(Exercise):
Restate word for word all of the lines below, with each image left out.

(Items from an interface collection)
◇ ◇ ◇ ◇

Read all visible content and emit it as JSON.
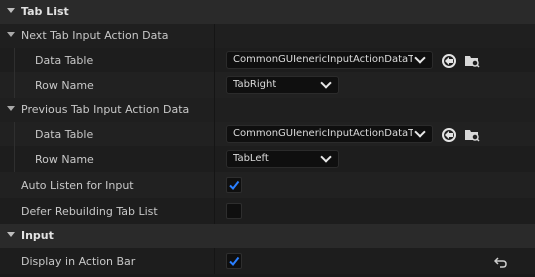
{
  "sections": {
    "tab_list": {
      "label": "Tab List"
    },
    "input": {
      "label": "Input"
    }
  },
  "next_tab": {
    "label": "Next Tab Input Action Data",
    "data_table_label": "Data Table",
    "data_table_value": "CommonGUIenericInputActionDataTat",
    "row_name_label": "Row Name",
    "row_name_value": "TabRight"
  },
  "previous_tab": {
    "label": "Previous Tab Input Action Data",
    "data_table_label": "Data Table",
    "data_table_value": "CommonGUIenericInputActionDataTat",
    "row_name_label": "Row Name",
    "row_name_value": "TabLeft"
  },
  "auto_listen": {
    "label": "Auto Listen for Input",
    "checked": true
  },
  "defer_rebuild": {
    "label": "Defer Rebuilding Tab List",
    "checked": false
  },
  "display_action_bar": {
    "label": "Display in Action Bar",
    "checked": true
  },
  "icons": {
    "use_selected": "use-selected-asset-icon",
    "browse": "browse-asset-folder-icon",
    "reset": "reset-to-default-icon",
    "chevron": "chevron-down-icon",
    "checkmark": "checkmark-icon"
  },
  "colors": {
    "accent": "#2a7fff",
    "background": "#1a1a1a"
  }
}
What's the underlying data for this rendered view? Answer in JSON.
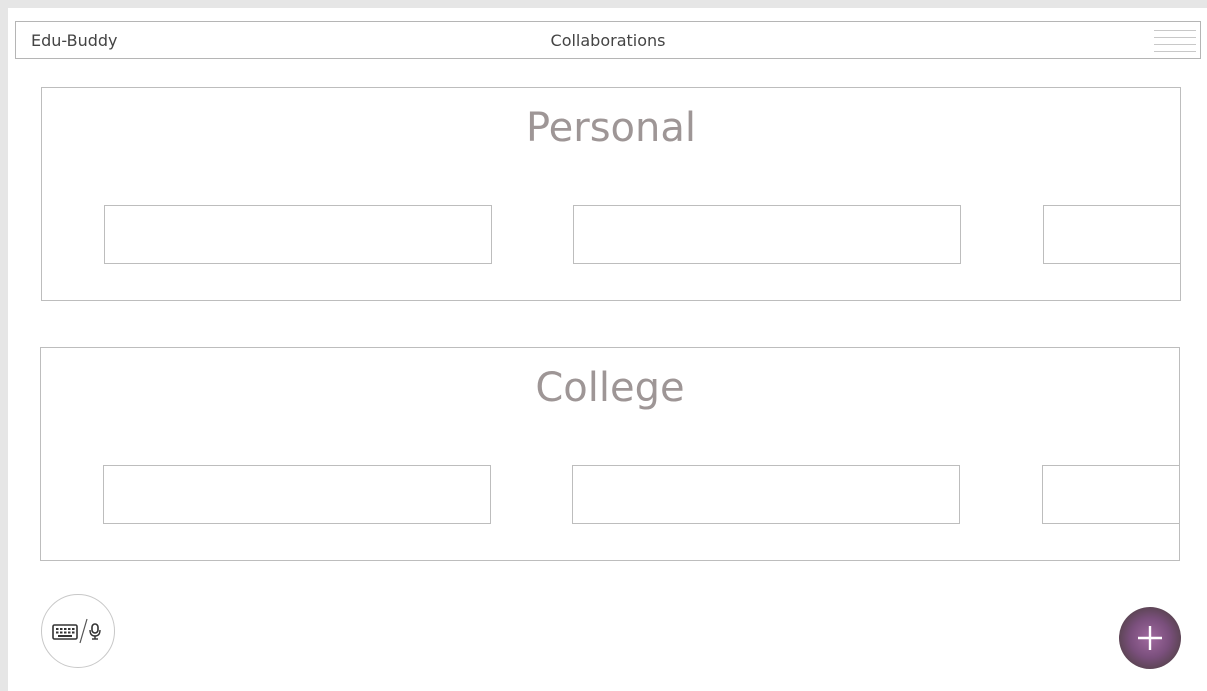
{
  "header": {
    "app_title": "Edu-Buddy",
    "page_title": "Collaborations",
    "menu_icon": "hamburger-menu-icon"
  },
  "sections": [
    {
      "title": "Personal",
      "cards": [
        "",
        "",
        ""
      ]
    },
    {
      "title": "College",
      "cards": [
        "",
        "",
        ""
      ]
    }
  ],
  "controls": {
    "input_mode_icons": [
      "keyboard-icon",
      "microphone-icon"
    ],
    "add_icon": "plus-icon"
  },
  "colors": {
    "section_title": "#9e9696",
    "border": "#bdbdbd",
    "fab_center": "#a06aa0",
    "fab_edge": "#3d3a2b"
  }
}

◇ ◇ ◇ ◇

(Finished exercise):
Read all visible content and emit it as JSON.
{
  "sections": {
    "tab_list": {
      "label": "Tab List"
    },
    "input": {
      "label": "Input"
    }
  },
  "next_tab": {
    "label": "Next Tab Input Action Data",
    "data_table_label": "Data Table",
    "data_table_value": "CommonGUIenericInputActionDataTat",
    "row_name_label": "Row Name",
    "row_name_value": "TabRight"
  },
  "previous_tab": {
    "label": "Previous Tab Input Action Data",
    "data_table_label": "Data Table",
    "data_table_value": "CommonGUIenericInputActionDataTat",
    "row_name_label": "Row Name",
    "row_name_value": "TabLeft"
  },
  "auto_listen": {
    "label": "Auto Listen for Input",
    "checked": true
  },
  "defer_rebuild": {
    "label": "Defer Rebuilding Tab List",
    "checked": false
  },
  "display_action_bar": {
    "label": "Display in Action Bar",
    "checked": true
  },
  "icons": {
    "use_selected": "use-selected-asset-icon",
    "browse": "browse-asset-folder-icon",
    "reset": "reset-to-default-icon",
    "chevron": "chevron-down-icon",
    "checkmark": "checkmark-icon"
  },
  "colors": {
    "accent": "#2a7fff",
    "background": "#1a1a1a"
  }
}
What's the underlying data for this rendered view? Answer in JSON.
{
  "header": {
    "app_title": "Edu-Buddy",
    "page_title": "Collaborations",
    "menu_icon": "hamburger-menu-icon"
  },
  "sections": [
    {
      "title": "Personal",
      "cards": [
        "",
        "",
        ""
      ]
    },
    {
      "title": "College",
      "cards": [
        "",
        "",
        ""
      ]
    }
  ],
  "controls": {
    "input_mode_icons": [
      "keyboard-icon",
      "microphone-icon"
    ],
    "add_icon": "plus-icon"
  },
  "colors": {
    "section_title": "#9e9696",
    "border": "#bdbdbd",
    "fab_center": "#a06aa0",
    "fab_edge": "#3d3a2b"
  }
}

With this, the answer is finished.